=== Begin Enclosure ===

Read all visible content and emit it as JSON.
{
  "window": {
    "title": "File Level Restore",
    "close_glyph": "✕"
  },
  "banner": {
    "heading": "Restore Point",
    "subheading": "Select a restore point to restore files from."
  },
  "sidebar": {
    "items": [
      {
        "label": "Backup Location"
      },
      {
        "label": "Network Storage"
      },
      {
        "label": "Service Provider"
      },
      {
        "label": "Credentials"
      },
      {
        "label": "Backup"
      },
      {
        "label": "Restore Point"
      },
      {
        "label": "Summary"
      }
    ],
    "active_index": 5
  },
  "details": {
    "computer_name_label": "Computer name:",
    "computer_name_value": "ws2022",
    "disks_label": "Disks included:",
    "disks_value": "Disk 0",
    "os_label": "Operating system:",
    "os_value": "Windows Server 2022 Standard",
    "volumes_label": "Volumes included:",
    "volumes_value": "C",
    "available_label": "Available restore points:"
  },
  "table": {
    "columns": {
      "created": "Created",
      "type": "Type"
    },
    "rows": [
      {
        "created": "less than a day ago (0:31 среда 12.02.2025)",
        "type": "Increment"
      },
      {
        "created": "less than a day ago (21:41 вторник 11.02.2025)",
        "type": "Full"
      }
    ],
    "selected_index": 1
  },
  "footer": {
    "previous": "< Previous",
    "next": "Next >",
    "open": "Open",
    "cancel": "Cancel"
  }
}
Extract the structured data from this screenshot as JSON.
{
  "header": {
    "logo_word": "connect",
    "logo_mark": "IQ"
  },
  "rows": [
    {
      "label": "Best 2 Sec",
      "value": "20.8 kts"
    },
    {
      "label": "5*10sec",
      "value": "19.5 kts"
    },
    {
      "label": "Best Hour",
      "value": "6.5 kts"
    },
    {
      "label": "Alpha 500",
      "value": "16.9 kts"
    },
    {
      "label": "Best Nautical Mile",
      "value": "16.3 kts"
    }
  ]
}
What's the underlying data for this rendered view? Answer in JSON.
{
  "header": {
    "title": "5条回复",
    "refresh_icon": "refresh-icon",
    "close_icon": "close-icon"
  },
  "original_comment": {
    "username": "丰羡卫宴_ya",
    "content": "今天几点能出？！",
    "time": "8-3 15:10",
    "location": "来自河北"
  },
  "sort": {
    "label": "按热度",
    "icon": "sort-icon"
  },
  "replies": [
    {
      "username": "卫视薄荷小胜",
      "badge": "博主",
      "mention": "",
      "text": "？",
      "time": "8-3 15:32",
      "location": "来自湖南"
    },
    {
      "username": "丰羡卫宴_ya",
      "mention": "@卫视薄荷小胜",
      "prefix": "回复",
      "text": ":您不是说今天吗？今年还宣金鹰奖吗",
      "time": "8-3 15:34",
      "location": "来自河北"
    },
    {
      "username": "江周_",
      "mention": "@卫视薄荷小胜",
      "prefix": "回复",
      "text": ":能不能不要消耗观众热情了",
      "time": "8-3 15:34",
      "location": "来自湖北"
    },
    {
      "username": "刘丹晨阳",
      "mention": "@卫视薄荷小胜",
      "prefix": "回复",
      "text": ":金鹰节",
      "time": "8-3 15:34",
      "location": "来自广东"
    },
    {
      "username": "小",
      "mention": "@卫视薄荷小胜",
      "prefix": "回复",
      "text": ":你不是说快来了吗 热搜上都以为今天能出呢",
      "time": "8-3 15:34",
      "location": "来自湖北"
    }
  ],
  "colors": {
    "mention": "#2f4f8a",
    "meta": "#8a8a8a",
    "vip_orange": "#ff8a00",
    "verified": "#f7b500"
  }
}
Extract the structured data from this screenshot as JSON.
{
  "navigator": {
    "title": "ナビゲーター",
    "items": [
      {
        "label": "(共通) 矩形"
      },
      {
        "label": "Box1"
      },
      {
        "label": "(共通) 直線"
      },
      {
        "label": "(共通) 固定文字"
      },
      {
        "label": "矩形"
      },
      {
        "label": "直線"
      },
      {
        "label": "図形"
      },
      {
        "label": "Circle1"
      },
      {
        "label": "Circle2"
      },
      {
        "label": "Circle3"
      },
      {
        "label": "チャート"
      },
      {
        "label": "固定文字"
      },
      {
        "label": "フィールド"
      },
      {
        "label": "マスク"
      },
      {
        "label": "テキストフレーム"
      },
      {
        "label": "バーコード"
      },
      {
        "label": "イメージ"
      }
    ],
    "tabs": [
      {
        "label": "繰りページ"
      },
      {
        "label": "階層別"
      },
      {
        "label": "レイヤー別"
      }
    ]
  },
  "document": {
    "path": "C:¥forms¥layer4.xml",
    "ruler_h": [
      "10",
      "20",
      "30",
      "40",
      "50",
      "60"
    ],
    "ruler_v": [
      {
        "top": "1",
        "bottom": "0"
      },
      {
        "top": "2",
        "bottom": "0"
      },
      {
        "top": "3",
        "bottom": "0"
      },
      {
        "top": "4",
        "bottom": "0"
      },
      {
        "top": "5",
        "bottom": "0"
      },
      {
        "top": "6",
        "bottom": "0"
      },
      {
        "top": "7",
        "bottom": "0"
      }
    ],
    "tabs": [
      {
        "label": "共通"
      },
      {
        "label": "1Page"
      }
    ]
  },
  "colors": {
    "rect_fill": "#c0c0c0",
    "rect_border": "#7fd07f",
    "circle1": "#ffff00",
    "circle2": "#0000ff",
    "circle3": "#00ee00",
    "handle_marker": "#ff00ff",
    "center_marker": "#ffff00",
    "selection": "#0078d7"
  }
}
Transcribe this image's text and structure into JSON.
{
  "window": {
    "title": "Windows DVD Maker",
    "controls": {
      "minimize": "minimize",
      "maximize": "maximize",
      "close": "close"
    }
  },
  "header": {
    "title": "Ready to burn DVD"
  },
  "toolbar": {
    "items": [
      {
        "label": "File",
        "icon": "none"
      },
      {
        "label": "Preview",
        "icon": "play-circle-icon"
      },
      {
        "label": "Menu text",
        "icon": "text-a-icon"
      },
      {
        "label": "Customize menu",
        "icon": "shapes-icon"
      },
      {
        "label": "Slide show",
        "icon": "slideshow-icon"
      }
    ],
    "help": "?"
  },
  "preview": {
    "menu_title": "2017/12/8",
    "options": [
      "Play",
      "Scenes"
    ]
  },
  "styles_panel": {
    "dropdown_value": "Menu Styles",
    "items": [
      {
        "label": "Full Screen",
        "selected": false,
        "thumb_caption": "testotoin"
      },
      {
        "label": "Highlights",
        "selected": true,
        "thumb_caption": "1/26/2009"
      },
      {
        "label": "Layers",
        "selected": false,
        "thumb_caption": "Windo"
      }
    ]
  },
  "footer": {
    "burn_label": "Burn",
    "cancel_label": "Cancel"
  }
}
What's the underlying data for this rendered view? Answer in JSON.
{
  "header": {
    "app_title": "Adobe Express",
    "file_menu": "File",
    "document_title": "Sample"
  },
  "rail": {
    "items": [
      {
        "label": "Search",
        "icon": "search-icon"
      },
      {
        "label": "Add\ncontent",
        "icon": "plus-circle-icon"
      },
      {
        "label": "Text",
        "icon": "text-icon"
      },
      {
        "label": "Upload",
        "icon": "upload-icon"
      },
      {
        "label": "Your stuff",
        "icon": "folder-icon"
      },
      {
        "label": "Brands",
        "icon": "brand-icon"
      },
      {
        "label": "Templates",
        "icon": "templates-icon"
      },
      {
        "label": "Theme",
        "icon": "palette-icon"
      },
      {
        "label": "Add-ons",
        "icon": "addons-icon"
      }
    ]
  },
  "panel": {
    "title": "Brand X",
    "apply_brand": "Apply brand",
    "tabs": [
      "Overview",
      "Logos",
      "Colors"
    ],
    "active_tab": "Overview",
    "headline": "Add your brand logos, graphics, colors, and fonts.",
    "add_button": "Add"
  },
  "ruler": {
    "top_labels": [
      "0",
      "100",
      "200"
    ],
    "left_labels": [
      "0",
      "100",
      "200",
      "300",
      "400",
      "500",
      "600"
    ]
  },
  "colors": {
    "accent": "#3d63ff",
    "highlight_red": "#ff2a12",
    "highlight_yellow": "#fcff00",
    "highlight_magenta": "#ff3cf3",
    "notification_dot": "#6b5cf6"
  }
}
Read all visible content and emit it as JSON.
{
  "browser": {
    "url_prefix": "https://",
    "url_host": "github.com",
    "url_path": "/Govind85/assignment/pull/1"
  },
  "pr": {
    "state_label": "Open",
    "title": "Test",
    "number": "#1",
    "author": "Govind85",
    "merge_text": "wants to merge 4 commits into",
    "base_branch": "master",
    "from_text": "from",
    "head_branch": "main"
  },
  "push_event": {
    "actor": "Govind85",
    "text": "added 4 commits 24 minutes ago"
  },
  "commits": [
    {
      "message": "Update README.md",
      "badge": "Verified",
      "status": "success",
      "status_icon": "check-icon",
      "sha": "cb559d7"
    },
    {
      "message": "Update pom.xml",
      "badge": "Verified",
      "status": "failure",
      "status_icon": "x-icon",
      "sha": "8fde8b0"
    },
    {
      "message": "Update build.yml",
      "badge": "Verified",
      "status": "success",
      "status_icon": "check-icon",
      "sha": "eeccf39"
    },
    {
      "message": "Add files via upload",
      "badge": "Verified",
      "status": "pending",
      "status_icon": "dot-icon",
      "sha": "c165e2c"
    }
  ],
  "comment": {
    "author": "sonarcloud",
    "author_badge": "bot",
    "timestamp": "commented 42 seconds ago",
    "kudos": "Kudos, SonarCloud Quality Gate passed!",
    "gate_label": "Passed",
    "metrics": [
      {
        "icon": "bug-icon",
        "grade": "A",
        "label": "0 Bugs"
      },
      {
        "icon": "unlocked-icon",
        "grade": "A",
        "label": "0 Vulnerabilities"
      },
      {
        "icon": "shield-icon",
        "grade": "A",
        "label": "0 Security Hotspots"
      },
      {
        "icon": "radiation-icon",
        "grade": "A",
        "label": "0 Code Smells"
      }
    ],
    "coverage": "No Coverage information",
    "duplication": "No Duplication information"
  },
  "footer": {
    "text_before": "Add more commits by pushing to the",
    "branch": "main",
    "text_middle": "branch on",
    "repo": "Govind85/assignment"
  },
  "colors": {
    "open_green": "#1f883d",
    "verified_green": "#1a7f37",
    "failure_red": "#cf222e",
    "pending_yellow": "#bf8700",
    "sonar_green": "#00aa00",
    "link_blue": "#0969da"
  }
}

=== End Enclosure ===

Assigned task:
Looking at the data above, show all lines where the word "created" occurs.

Solution to this task:
      "created": "Created",
        "created": "less than a day ago (0:31 среда 12.02.2025)",
        "created": "less than a day ago (21:41 вторник 11.02.2025)",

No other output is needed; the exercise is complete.